## Try it
Every line with "title" in it should be copied from the data.

Items from an interface collection
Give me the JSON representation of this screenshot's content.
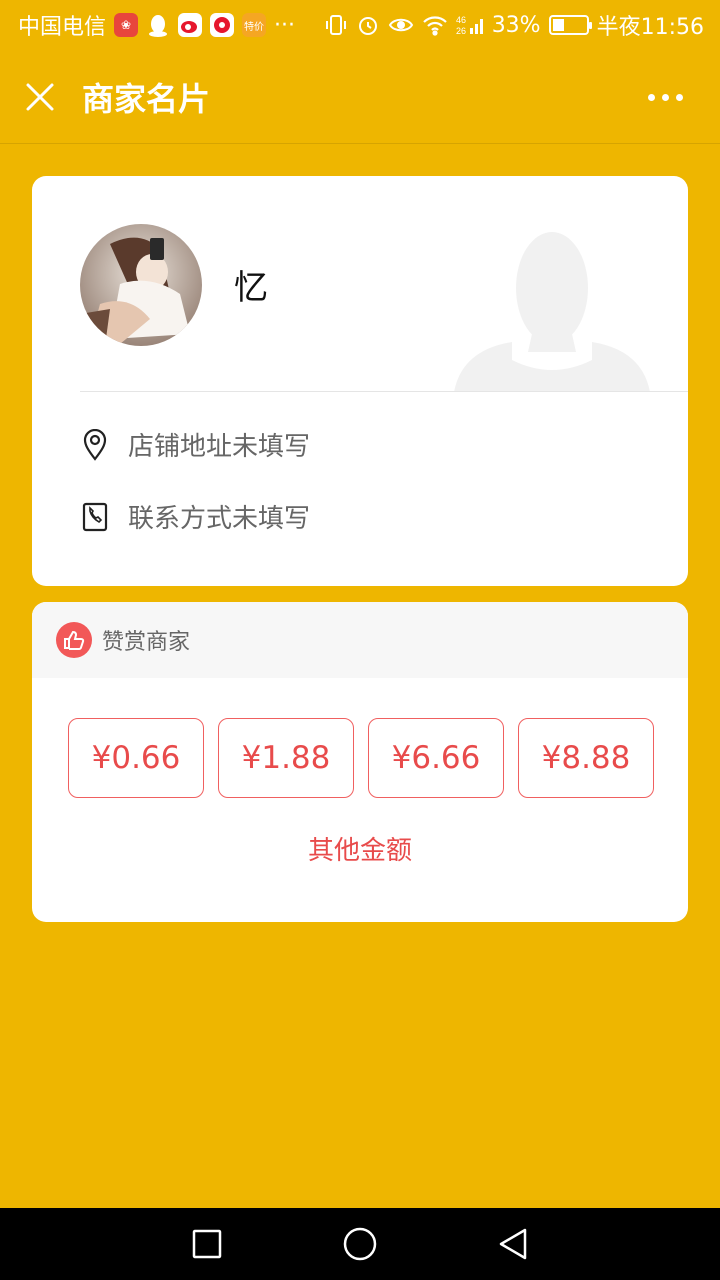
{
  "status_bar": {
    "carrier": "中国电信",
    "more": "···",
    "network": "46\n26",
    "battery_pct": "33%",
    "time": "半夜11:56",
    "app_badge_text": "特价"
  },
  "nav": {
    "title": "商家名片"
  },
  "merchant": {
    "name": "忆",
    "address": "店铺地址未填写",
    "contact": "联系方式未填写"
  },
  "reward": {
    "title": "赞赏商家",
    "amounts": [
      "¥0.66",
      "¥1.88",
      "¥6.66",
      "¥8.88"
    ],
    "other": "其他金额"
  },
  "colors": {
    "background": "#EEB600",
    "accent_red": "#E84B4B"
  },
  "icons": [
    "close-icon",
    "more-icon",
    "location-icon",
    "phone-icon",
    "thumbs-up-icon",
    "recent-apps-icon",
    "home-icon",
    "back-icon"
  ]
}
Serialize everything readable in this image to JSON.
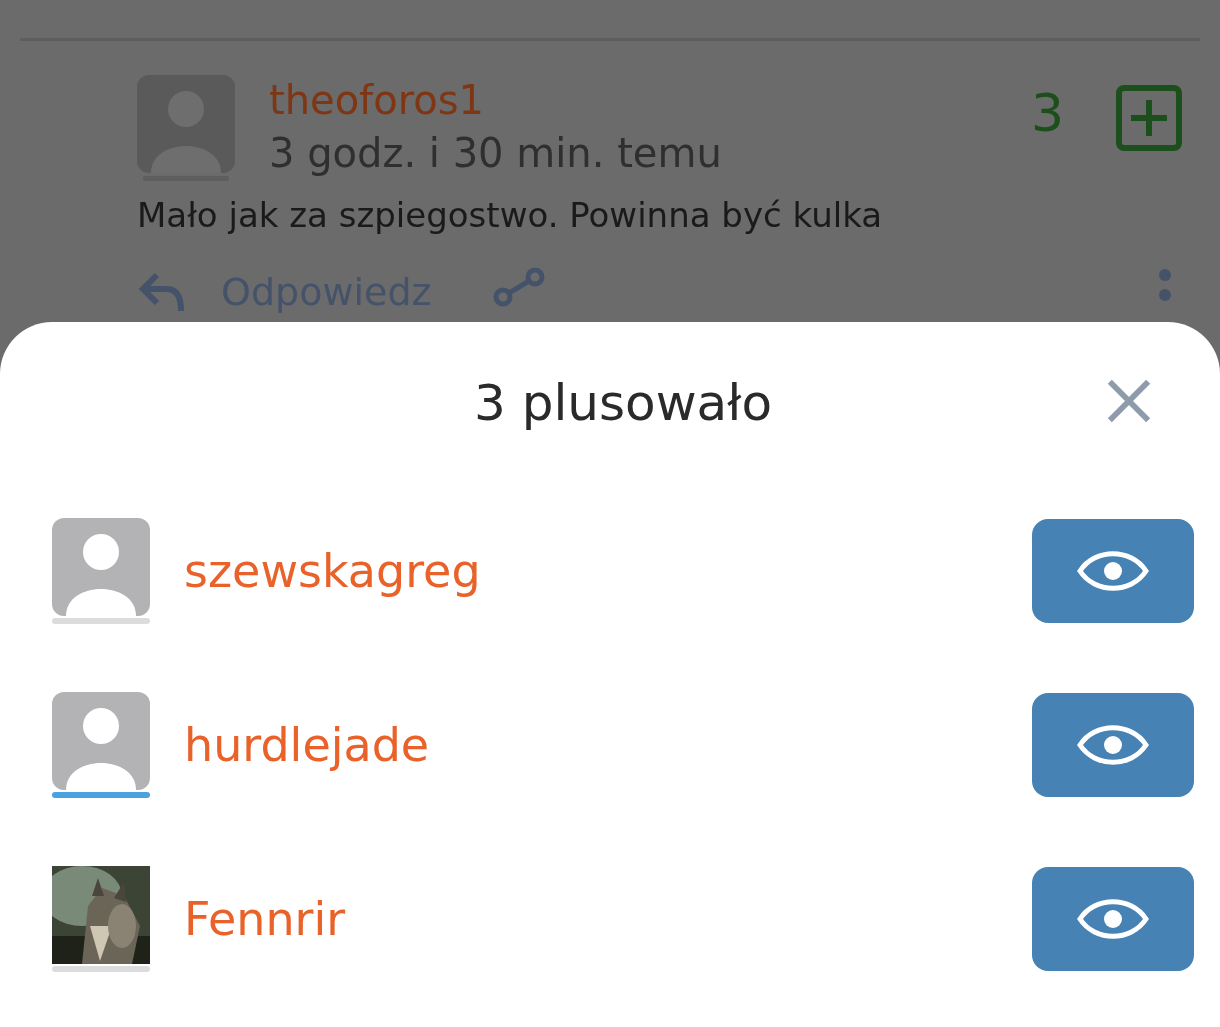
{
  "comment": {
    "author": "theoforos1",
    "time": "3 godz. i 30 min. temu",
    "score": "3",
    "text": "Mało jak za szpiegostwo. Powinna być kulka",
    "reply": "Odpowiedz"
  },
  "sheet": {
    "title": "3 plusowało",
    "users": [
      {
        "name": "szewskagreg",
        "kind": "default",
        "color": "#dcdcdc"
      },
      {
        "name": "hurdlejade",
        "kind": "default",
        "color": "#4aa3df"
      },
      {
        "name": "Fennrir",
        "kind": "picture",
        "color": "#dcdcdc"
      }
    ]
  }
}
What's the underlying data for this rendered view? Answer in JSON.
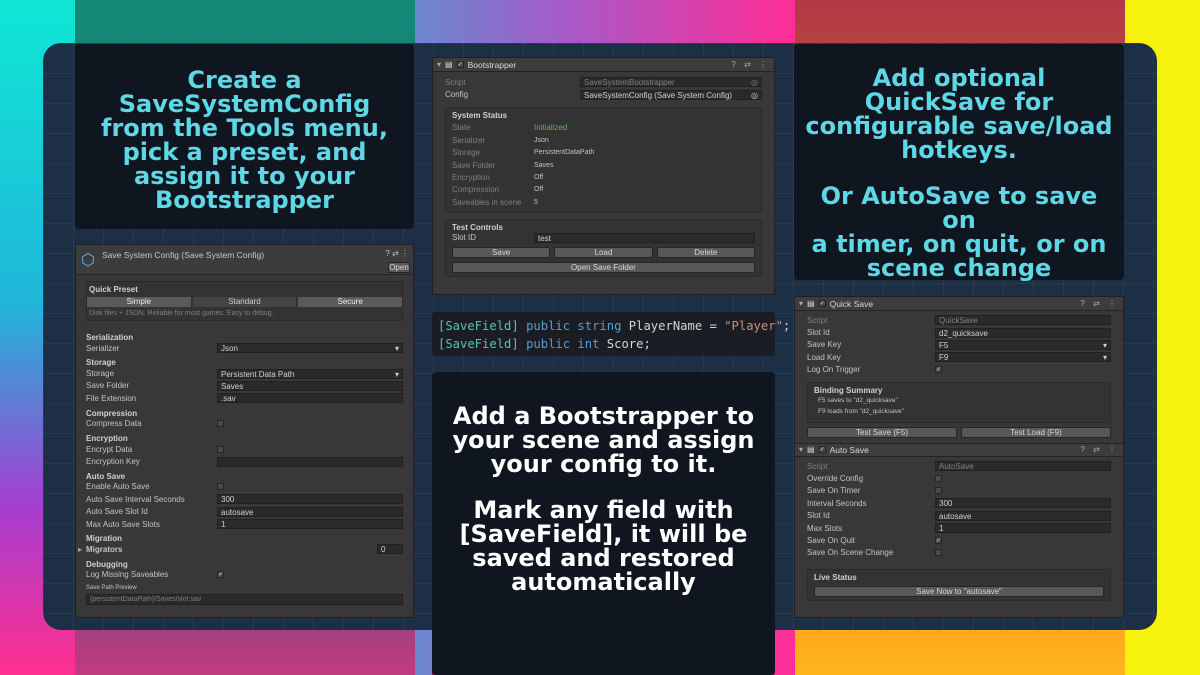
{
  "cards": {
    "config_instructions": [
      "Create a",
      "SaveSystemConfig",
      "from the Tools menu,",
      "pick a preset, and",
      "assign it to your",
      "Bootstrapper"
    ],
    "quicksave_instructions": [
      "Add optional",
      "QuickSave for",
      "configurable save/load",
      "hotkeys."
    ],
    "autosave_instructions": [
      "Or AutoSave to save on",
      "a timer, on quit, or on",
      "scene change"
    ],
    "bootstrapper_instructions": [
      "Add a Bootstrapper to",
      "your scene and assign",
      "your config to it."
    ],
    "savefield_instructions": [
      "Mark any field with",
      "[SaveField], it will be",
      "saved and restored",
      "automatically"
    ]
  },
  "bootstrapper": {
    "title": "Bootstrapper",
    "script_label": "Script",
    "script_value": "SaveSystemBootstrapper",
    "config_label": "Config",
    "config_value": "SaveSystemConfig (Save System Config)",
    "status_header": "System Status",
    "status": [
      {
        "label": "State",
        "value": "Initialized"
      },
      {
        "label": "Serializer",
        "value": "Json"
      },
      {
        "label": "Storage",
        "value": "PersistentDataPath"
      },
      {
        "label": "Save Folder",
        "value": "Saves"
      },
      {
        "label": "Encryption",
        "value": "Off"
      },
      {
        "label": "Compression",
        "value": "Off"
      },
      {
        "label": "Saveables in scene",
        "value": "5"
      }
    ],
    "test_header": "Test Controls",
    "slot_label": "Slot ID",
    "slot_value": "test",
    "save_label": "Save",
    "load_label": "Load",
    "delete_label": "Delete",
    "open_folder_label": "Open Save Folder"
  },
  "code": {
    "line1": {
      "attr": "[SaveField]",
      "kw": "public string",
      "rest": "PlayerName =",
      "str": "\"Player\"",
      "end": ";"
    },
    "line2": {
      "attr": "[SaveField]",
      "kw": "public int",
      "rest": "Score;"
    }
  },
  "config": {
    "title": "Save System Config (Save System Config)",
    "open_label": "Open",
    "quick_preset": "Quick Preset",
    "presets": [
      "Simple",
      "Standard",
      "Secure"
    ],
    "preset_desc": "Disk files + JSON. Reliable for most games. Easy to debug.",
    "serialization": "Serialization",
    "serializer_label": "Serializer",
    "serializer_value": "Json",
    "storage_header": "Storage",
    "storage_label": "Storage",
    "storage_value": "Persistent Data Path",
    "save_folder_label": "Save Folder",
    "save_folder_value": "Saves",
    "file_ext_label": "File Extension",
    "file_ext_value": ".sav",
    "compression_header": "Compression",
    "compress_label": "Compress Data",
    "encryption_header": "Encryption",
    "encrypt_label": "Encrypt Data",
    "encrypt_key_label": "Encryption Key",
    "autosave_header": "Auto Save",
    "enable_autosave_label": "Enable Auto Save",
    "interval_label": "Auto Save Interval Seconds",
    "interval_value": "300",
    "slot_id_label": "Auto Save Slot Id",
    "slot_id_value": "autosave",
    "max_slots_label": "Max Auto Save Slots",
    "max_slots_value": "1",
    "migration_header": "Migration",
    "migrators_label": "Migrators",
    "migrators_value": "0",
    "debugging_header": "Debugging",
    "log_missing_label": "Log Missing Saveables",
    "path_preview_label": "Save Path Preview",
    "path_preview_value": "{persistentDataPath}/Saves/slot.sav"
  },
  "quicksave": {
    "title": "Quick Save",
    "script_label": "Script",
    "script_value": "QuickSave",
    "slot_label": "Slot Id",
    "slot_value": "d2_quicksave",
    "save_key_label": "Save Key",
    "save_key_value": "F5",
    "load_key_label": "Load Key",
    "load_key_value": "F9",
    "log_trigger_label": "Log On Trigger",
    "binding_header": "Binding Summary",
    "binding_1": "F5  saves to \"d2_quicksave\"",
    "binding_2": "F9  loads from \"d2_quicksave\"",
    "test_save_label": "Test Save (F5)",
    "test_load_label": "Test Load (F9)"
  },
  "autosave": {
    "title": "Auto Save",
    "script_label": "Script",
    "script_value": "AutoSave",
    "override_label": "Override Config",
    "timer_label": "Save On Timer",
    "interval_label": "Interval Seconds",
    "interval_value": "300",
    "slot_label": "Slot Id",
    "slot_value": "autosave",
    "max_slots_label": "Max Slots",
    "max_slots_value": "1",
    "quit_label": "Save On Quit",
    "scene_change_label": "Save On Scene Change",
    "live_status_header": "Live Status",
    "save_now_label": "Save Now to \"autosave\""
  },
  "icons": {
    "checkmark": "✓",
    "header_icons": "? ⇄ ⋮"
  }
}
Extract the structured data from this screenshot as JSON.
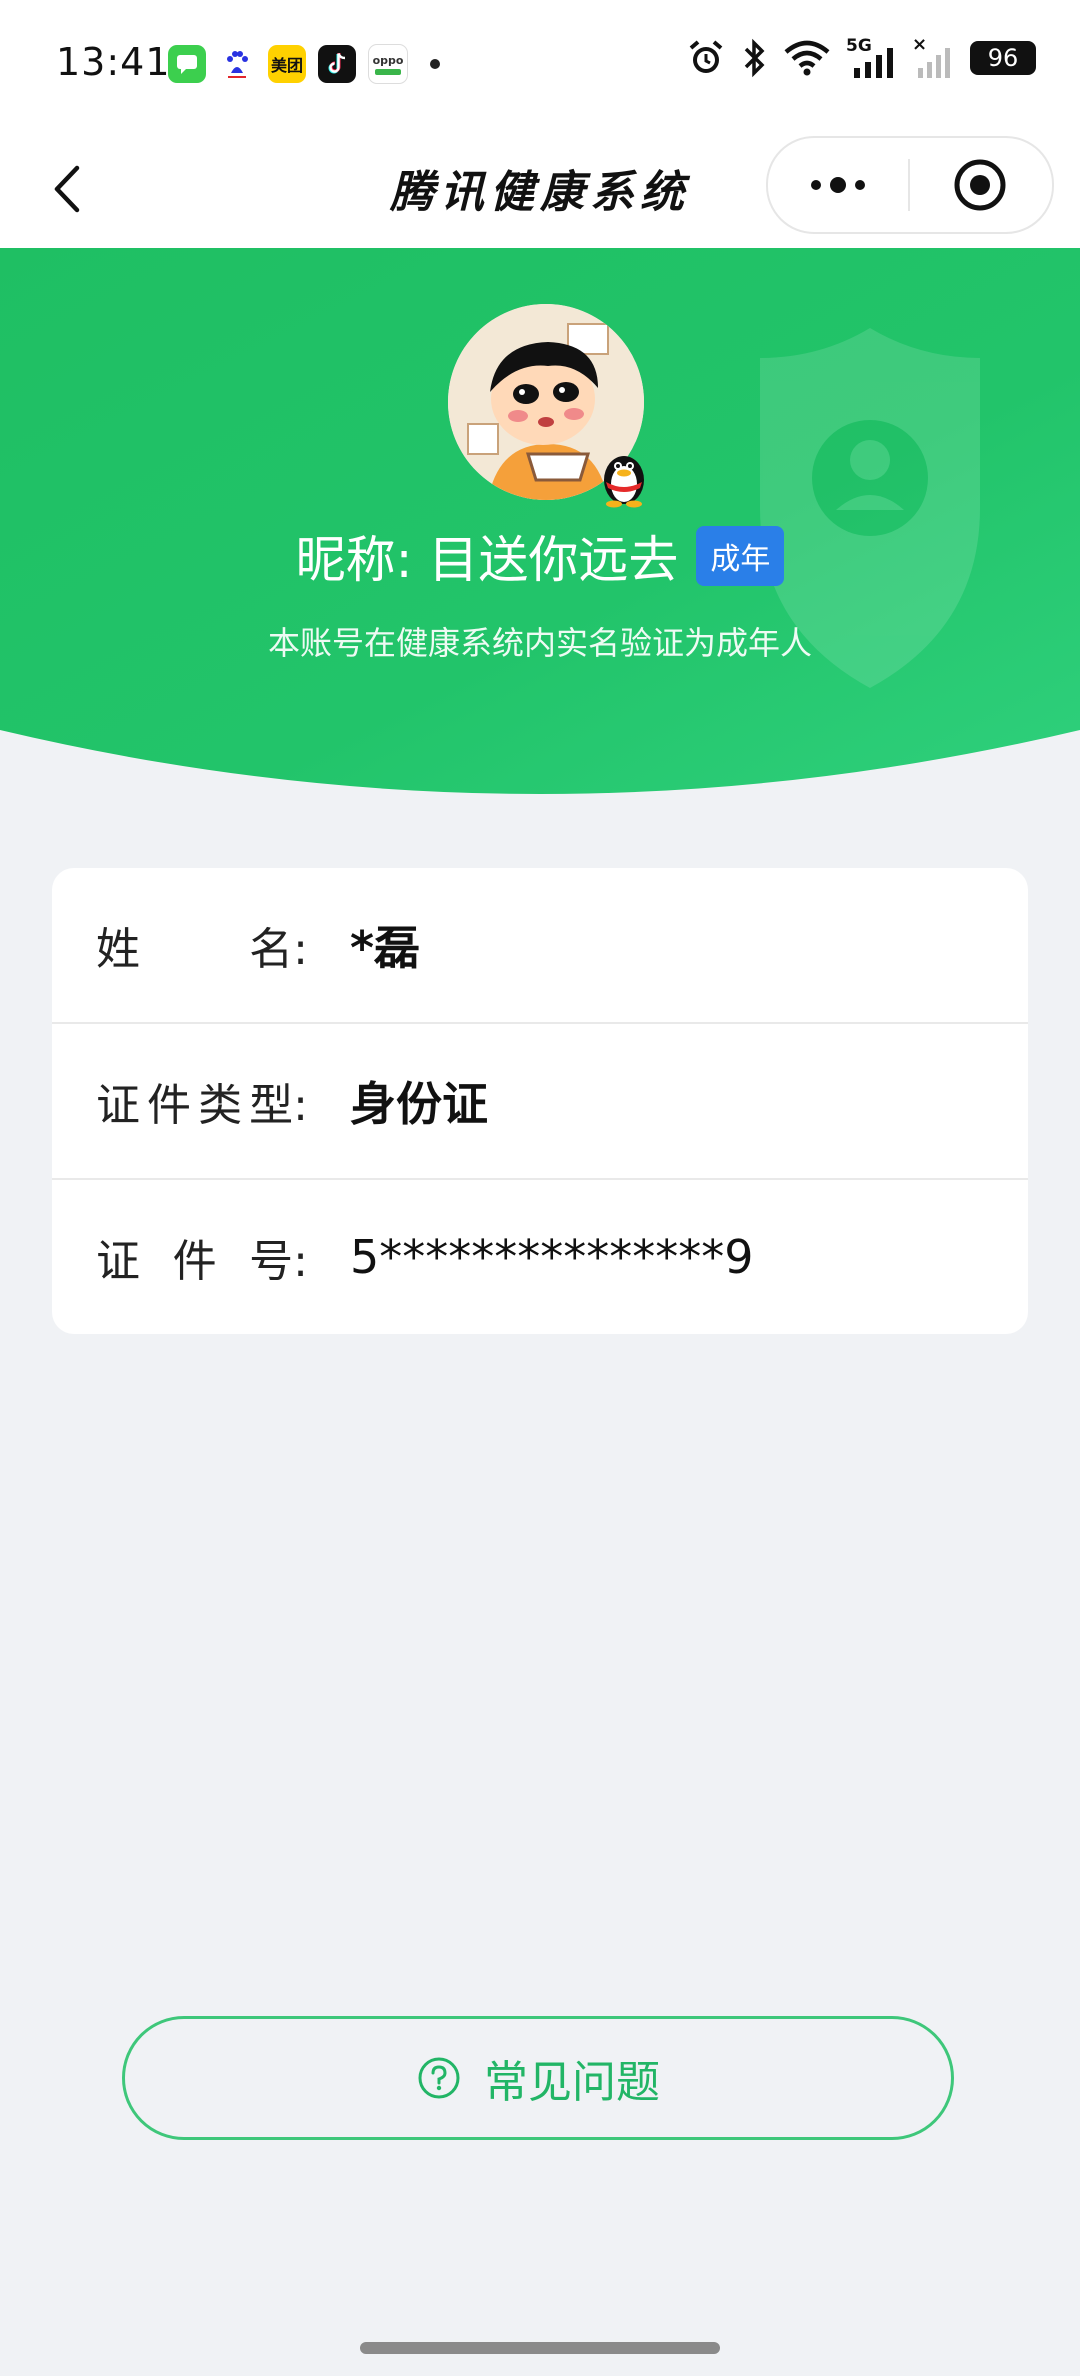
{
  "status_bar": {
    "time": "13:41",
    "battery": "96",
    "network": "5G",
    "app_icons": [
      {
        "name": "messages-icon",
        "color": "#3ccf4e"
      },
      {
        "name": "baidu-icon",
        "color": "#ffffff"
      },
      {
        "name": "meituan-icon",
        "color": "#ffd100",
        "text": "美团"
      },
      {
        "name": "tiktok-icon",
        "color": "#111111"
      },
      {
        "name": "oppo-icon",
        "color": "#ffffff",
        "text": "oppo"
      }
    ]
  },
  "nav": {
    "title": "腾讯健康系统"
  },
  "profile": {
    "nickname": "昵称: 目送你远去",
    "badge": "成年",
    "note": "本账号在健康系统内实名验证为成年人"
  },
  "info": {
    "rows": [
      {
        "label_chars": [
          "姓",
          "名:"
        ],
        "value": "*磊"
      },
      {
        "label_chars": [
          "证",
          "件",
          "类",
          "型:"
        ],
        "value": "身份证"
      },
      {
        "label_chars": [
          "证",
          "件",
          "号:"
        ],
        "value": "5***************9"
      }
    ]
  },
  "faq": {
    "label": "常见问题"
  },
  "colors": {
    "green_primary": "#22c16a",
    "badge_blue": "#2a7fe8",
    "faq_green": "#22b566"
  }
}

## Result below
    "title": "商家名片"
    "title": "赞赏商家",
    "title": "3 plusowało",
    "title": "Bootstrapper",
    "title": "Save System Config (Save System Config)",
    "title": "Quick Save",
    "title": "Auto Save",
    "title": "腾讯健康系统"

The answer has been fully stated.